**TASK ITEM:** Copy the lines below exactly, starting at the line that contains "Convert this screenshot" and stopping after the last line, and include no other lines.
━━━━━━
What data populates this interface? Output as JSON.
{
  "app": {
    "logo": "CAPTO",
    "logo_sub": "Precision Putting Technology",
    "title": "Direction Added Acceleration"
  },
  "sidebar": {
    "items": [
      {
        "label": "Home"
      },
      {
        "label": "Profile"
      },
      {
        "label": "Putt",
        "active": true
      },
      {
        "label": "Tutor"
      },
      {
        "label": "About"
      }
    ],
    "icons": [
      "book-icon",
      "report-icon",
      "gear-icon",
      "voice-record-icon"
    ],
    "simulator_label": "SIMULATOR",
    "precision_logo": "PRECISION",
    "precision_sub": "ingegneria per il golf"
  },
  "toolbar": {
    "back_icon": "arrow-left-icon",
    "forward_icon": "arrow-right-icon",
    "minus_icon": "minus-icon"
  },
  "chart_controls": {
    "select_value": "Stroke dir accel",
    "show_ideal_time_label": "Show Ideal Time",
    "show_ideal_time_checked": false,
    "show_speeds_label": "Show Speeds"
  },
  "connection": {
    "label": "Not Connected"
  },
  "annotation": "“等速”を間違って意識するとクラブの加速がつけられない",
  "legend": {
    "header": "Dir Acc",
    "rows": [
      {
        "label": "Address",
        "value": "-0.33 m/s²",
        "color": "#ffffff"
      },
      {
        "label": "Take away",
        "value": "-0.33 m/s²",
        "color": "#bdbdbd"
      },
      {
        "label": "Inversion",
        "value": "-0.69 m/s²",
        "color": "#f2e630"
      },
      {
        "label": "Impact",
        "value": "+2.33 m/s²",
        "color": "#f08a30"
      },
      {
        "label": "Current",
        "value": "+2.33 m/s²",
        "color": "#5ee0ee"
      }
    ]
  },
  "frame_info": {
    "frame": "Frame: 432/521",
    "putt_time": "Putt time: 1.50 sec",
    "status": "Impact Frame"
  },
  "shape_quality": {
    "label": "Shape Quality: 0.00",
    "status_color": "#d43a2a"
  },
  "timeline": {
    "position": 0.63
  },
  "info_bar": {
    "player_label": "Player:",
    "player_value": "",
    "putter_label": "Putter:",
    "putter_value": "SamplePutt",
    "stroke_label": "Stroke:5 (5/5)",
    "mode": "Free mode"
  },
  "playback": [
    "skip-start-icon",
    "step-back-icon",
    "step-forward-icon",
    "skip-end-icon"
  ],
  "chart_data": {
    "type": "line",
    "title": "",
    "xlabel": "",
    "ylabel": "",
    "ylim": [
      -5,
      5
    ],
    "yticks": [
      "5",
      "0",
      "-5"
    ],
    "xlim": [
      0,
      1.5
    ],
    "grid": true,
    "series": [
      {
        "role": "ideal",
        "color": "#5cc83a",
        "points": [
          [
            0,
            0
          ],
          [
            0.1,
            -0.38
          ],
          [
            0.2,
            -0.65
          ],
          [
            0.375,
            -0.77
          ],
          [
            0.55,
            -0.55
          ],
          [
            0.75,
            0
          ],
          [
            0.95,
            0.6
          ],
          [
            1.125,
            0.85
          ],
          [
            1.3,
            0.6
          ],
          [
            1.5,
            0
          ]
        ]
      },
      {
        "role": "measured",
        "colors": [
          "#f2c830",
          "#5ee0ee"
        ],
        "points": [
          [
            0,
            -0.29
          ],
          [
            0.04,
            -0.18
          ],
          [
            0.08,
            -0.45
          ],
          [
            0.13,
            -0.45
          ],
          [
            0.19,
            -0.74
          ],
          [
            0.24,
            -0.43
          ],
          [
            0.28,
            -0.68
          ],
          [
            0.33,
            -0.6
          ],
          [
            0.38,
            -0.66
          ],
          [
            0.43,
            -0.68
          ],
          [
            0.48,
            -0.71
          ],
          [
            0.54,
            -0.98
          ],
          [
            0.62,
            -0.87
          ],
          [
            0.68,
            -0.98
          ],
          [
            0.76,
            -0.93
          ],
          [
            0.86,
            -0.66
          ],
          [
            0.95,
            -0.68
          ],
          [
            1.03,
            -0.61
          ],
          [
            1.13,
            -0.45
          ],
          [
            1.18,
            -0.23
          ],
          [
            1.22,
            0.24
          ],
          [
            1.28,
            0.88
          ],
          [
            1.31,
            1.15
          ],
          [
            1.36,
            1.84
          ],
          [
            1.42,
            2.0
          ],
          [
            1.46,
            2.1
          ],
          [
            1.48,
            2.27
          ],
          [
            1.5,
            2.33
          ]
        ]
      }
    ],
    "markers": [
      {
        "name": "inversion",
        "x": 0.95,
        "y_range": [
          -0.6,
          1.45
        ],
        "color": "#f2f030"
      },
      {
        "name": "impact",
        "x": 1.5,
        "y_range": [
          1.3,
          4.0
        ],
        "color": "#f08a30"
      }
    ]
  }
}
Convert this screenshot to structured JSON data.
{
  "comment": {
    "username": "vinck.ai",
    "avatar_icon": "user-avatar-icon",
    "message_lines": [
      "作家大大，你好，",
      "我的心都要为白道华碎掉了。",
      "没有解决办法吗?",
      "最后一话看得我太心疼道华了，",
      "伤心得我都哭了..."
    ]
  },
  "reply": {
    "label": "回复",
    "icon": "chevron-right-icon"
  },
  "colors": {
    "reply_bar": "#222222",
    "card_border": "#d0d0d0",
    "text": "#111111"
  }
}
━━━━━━
**ANSWER BELOW:**
Convert this screenshot to structured JSON data.
{
  "comment": {
    "username": "vinck.ai",
    "avatar_icon": "user-avatar-icon",
    "message_lines": [
      "作家大大，你好，",
      "我的心都要为白道华碎掉了。",
      "没有解决办法吗?",
      "最后一话看得我太心疼道华了，",
      "伤心得我都哭了..."
    ]
  },
  "reply": {
    "label": "回复",
    "icon": "chevron-right-icon"
  },
  "colors": {
    "reply_bar": "#222222",
    "card_border": "#d0d0d0",
    "text": "#111111"
  }
}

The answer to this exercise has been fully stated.